*** Opening Dataset records ***

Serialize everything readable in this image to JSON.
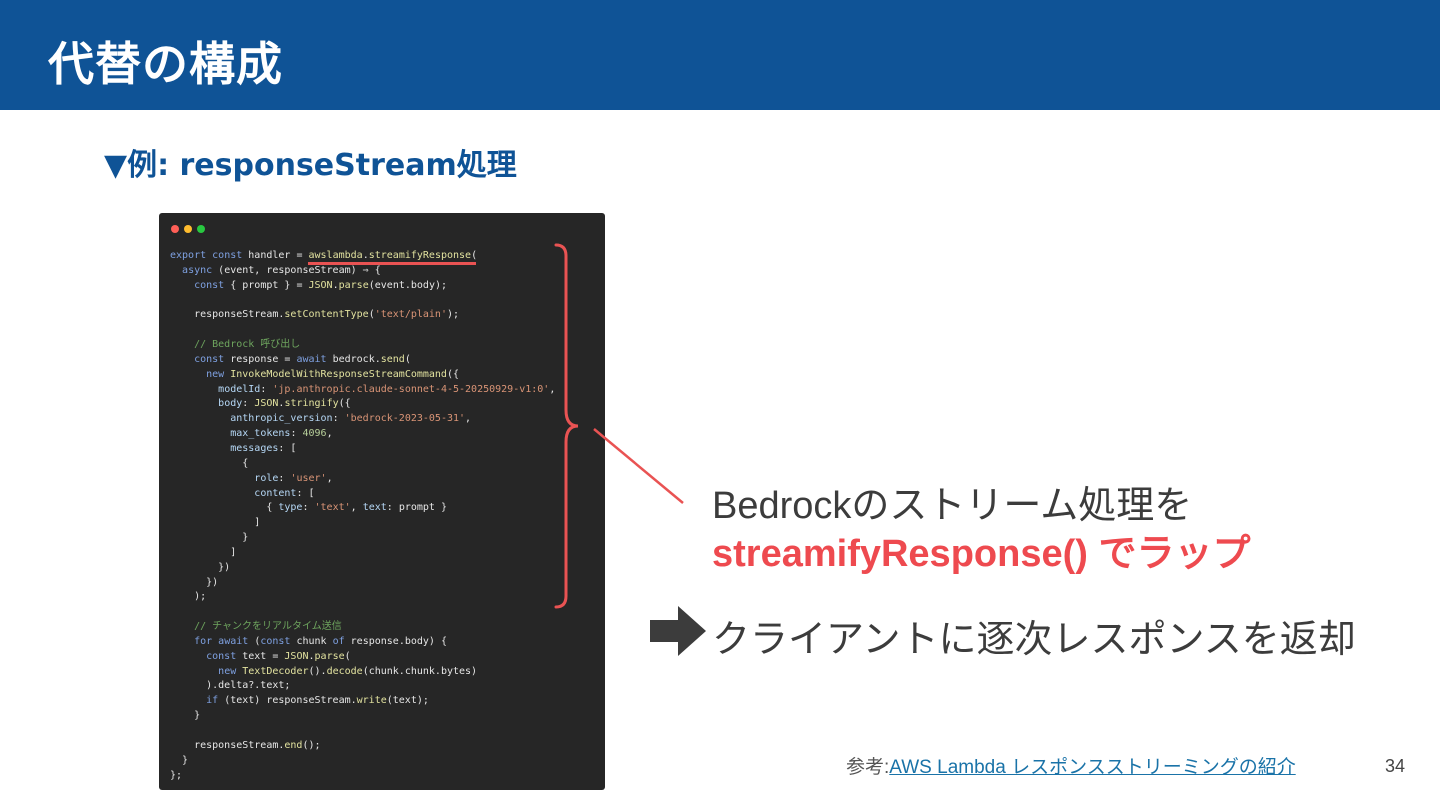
{
  "header": {
    "title": "代替の構成"
  },
  "subtitle": "▼例:  responseStream処理",
  "code_window": {
    "dot_colors": [
      "#ff5f57",
      "#febc2e",
      "#28c840"
    ],
    "lines": [
      [
        [
          "kw",
          "export "
        ],
        [
          "kw",
          "const "
        ],
        [
          "tx",
          "handler = "
        ],
        [
          "fn",
          "awslambda"
        ],
        [
          "tx",
          "."
        ],
        [
          "fn",
          "streamifyResponse"
        ],
        [
          "tx",
          "("
        ]
      ],
      [
        [
          "tx",
          "  "
        ],
        [
          "kw",
          "async "
        ],
        [
          "tx",
          "(event, responseStream) ⇒ {"
        ]
      ],
      [
        [
          "tx",
          "    "
        ],
        [
          "kw",
          "const "
        ],
        [
          "tx",
          "{ prompt } = "
        ],
        [
          "fn",
          "JSON"
        ],
        [
          "tx",
          "."
        ],
        [
          "fn",
          "parse"
        ],
        [
          "tx",
          "(event.body);"
        ]
      ],
      [],
      [
        [
          "tx",
          "    responseStream."
        ],
        [
          "fn",
          "setContentType"
        ],
        [
          "tx",
          "("
        ],
        [
          "str",
          "'text/plain'"
        ],
        [
          "tx",
          ");"
        ]
      ],
      [],
      [
        [
          "cm",
          "    // Bedrock 呼び出し"
        ]
      ],
      [
        [
          "tx",
          "    "
        ],
        [
          "kw",
          "const "
        ],
        [
          "tx",
          "response = "
        ],
        [
          "kw",
          "await "
        ],
        [
          "tx",
          "bedrock."
        ],
        [
          "fn",
          "send"
        ],
        [
          "tx",
          "("
        ]
      ],
      [
        [
          "tx",
          "      "
        ],
        [
          "kw",
          "new "
        ],
        [
          "fn",
          "InvokeModelWithResponseStreamCommand"
        ],
        [
          "tx",
          "({"
        ]
      ],
      [
        [
          "tx",
          "        "
        ],
        [
          "prop",
          "modelId"
        ],
        [
          "tx",
          ": "
        ],
        [
          "str",
          "'jp.anthropic.claude-sonnet-4-5-20250929-v1:0'"
        ],
        [
          "tx",
          ","
        ]
      ],
      [
        [
          "tx",
          "        "
        ],
        [
          "prop",
          "body"
        ],
        [
          "tx",
          ": "
        ],
        [
          "fn",
          "JSON"
        ],
        [
          "tx",
          "."
        ],
        [
          "fn",
          "stringify"
        ],
        [
          "tx",
          "({"
        ]
      ],
      [
        [
          "tx",
          "          "
        ],
        [
          "prop",
          "anthropic_version"
        ],
        [
          "tx",
          ": "
        ],
        [
          "str",
          "'bedrock-2023-05-31'"
        ],
        [
          "tx",
          ","
        ]
      ],
      [
        [
          "tx",
          "          "
        ],
        [
          "prop",
          "max_tokens"
        ],
        [
          "tx",
          ": "
        ],
        [
          "num",
          "4096"
        ],
        [
          "tx",
          ","
        ]
      ],
      [
        [
          "tx",
          "          "
        ],
        [
          "prop",
          "messages"
        ],
        [
          "tx",
          ": ["
        ]
      ],
      [
        [
          "tx",
          "            {"
        ]
      ],
      [
        [
          "tx",
          "              "
        ],
        [
          "prop",
          "role"
        ],
        [
          "tx",
          ": "
        ],
        [
          "str",
          "'user'"
        ],
        [
          "tx",
          ","
        ]
      ],
      [
        [
          "tx",
          "              "
        ],
        [
          "prop",
          "content"
        ],
        [
          "tx",
          ": ["
        ]
      ],
      [
        [
          "tx",
          "                { "
        ],
        [
          "prop",
          "type"
        ],
        [
          "tx",
          ": "
        ],
        [
          "str",
          "'text'"
        ],
        [
          "tx",
          ", "
        ],
        [
          "prop",
          "text"
        ],
        [
          "tx",
          ": prompt }"
        ]
      ],
      [
        [
          "tx",
          "              ]"
        ]
      ],
      [
        [
          "tx",
          "            }"
        ]
      ],
      [
        [
          "tx",
          "          ]"
        ]
      ],
      [
        [
          "tx",
          "        })"
        ]
      ],
      [
        [
          "tx",
          "      })"
        ]
      ],
      [
        [
          "tx",
          "    );"
        ]
      ],
      [],
      [
        [
          "cm",
          "    // チャンクをリアルタイム送信"
        ]
      ],
      [
        [
          "tx",
          "    "
        ],
        [
          "kw",
          "for await "
        ],
        [
          "tx",
          "("
        ],
        [
          "kw",
          "const "
        ],
        [
          "tx",
          "chunk "
        ],
        [
          "kw",
          "of "
        ],
        [
          "tx",
          "response.body) {"
        ]
      ],
      [
        [
          "tx",
          "      "
        ],
        [
          "kw",
          "const "
        ],
        [
          "tx",
          "text = "
        ],
        [
          "fn",
          "JSON"
        ],
        [
          "tx",
          "."
        ],
        [
          "fn",
          "parse"
        ],
        [
          "tx",
          "("
        ]
      ],
      [
        [
          "tx",
          "        "
        ],
        [
          "kw",
          "new "
        ],
        [
          "fn",
          "TextDecoder"
        ],
        [
          "tx",
          "()."
        ],
        [
          "fn",
          "decode"
        ],
        [
          "tx",
          "(chunk.chunk.bytes)"
        ]
      ],
      [
        [
          "tx",
          "      ).delta?.text;"
        ]
      ],
      [
        [
          "tx",
          "      "
        ],
        [
          "kw",
          "if "
        ],
        [
          "tx",
          "(text) responseStream."
        ],
        [
          "fn",
          "write"
        ],
        [
          "tx",
          "(text);"
        ]
      ],
      [
        [
          "tx",
          "    }"
        ]
      ],
      [],
      [
        [
          "tx",
          "    responseStream."
        ],
        [
          "fn",
          "end"
        ],
        [
          "tx",
          "();"
        ]
      ],
      [
        [
          "tx",
          "  }"
        ]
      ],
      [
        [
          "tx",
          "};"
        ]
      ]
    ]
  },
  "callout": {
    "line1": "Bedrockのストリーム処理を",
    "line2": "streamifyResponse() でラップ",
    "line3": "クライアントに逐次レスポンスを返却",
    "accent_color": "#ee4a4f",
    "arrow_icon": "right-arrow-icon"
  },
  "reference": {
    "prefix": "参考:",
    "link_text": "AWS Lambda レスポンスストリーミングの紹介"
  },
  "page_number": "34"
}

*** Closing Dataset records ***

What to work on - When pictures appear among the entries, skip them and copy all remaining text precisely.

Answer below -
Serialize everything readable in this image to JSON.
{
  "header": {
    "title": "代替の構成"
  },
  "subtitle": "▼例:  responseStream処理",
  "code_window": {
    "dot_colors": [
      "#ff5f57",
      "#febc2e",
      "#28c840"
    ],
    "lines": [
      [
        [
          "kw",
          "export "
        ],
        [
          "kw",
          "const "
        ],
        [
          "tx",
          "handler = "
        ],
        [
          "fn",
          "awslambda"
        ],
        [
          "tx",
          "."
        ],
        [
          "fn",
          "streamifyResponse"
        ],
        [
          "tx",
          "("
        ]
      ],
      [
        [
          "tx",
          "  "
        ],
        [
          "kw",
          "async "
        ],
        [
          "tx",
          "(event, responseStream) ⇒ {"
        ]
      ],
      [
        [
          "tx",
          "    "
        ],
        [
          "kw",
          "const "
        ],
        [
          "tx",
          "{ prompt } = "
        ],
        [
          "fn",
          "JSON"
        ],
        [
          "tx",
          "."
        ],
        [
          "fn",
          "parse"
        ],
        [
          "tx",
          "(event.body);"
        ]
      ],
      [],
      [
        [
          "tx",
          "    responseStream."
        ],
        [
          "fn",
          "setContentType"
        ],
        [
          "tx",
          "("
        ],
        [
          "str",
          "'text/plain'"
        ],
        [
          "tx",
          ");"
        ]
      ],
      [],
      [
        [
          "cm",
          "    // Bedrock 呼び出し"
        ]
      ],
      [
        [
          "tx",
          "    "
        ],
        [
          "kw",
          "const "
        ],
        [
          "tx",
          "response = "
        ],
        [
          "kw",
          "await "
        ],
        [
          "tx",
          "bedrock."
        ],
        [
          "fn",
          "send"
        ],
        [
          "tx",
          "("
        ]
      ],
      [
        [
          "tx",
          "      "
        ],
        [
          "kw",
          "new "
        ],
        [
          "fn",
          "InvokeModelWithResponseStreamCommand"
        ],
        [
          "tx",
          "({"
        ]
      ],
      [
        [
          "tx",
          "        "
        ],
        [
          "prop",
          "modelId"
        ],
        [
          "tx",
          ": "
        ],
        [
          "str",
          "'jp.anthropic.claude-sonnet-4-5-20250929-v1:0'"
        ],
        [
          "tx",
          ","
        ]
      ],
      [
        [
          "tx",
          "        "
        ],
        [
          "prop",
          "body"
        ],
        [
          "tx",
          ": "
        ],
        [
          "fn",
          "JSON"
        ],
        [
          "tx",
          "."
        ],
        [
          "fn",
          "stringify"
        ],
        [
          "tx",
          "({"
        ]
      ],
      [
        [
          "tx",
          "          "
        ],
        [
          "prop",
          "anthropic_version"
        ],
        [
          "tx",
          ": "
        ],
        [
          "str",
          "'bedrock-2023-05-31'"
        ],
        [
          "tx",
          ","
        ]
      ],
      [
        [
          "tx",
          "          "
        ],
        [
          "prop",
          "max_tokens"
        ],
        [
          "tx",
          ": "
        ],
        [
          "num",
          "4096"
        ],
        [
          "tx",
          ","
        ]
      ],
      [
        [
          "tx",
          "          "
        ],
        [
          "prop",
          "messages"
        ],
        [
          "tx",
          ": ["
        ]
      ],
      [
        [
          "tx",
          "            {"
        ]
      ],
      [
        [
          "tx",
          "              "
        ],
        [
          "prop",
          "role"
        ],
        [
          "tx",
          ": "
        ],
        [
          "str",
          "'user'"
        ],
        [
          "tx",
          ","
        ]
      ],
      [
        [
          "tx",
          "              "
        ],
        [
          "prop",
          "content"
        ],
        [
          "tx",
          ": ["
        ]
      ],
      [
        [
          "tx",
          "                { "
        ],
        [
          "prop",
          "type"
        ],
        [
          "tx",
          ": "
        ],
        [
          "str",
          "'text'"
        ],
        [
          "tx",
          ", "
        ],
        [
          "prop",
          "text"
        ],
        [
          "tx",
          ": prompt }"
        ]
      ],
      [
        [
          "tx",
          "              ]"
        ]
      ],
      [
        [
          "tx",
          "            }"
        ]
      ],
      [
        [
          "tx",
          "          ]"
        ]
      ],
      [
        [
          "tx",
          "        })"
        ]
      ],
      [
        [
          "tx",
          "      })"
        ]
      ],
      [
        [
          "tx",
          "    );"
        ]
      ],
      [],
      [
        [
          "cm",
          "    // チャンクをリアルタイム送信"
        ]
      ],
      [
        [
          "tx",
          "    "
        ],
        [
          "kw",
          "for await "
        ],
        [
          "tx",
          "("
        ],
        [
          "kw",
          "const "
        ],
        [
          "tx",
          "chunk "
        ],
        [
          "kw",
          "of "
        ],
        [
          "tx",
          "response.body) {"
        ]
      ],
      [
        [
          "tx",
          "      "
        ],
        [
          "kw",
          "const "
        ],
        [
          "tx",
          "text = "
        ],
        [
          "fn",
          "JSON"
        ],
        [
          "tx",
          "."
        ],
        [
          "fn",
          "parse"
        ],
        [
          "tx",
          "("
        ]
      ],
      [
        [
          "tx",
          "        "
        ],
        [
          "kw",
          "new "
        ],
        [
          "fn",
          "TextDecoder"
        ],
        [
          "tx",
          "()."
        ],
        [
          "fn",
          "decode"
        ],
        [
          "tx",
          "(chunk.chunk.bytes)"
        ]
      ],
      [
        [
          "tx",
          "      ).delta?.text;"
        ]
      ],
      [
        [
          "tx",
          "      "
        ],
        [
          "kw",
          "if "
        ],
        [
          "tx",
          "(text) responseStream."
        ],
        [
          "fn",
          "write"
        ],
        [
          "tx",
          "(text);"
        ]
      ],
      [
        [
          "tx",
          "    }"
        ]
      ],
      [],
      [
        [
          "tx",
          "    responseStream."
        ],
        [
          "fn",
          "end"
        ],
        [
          "tx",
          "();"
        ]
      ],
      [
        [
          "tx",
          "  }"
        ]
      ],
      [
        [
          "tx",
          "};"
        ]
      ]
    ]
  },
  "callout": {
    "line1": "Bedrockのストリーム処理を",
    "line2": "streamifyResponse() でラップ",
    "line3": "クライアントに逐次レスポンスを返却",
    "accent_color": "#ee4a4f",
    "arrow_icon": "right-arrow-icon"
  },
  "reference": {
    "prefix": "参考:",
    "link_text": "AWS Lambda レスポンスストリーミングの紹介"
  },
  "page_number": "34"
}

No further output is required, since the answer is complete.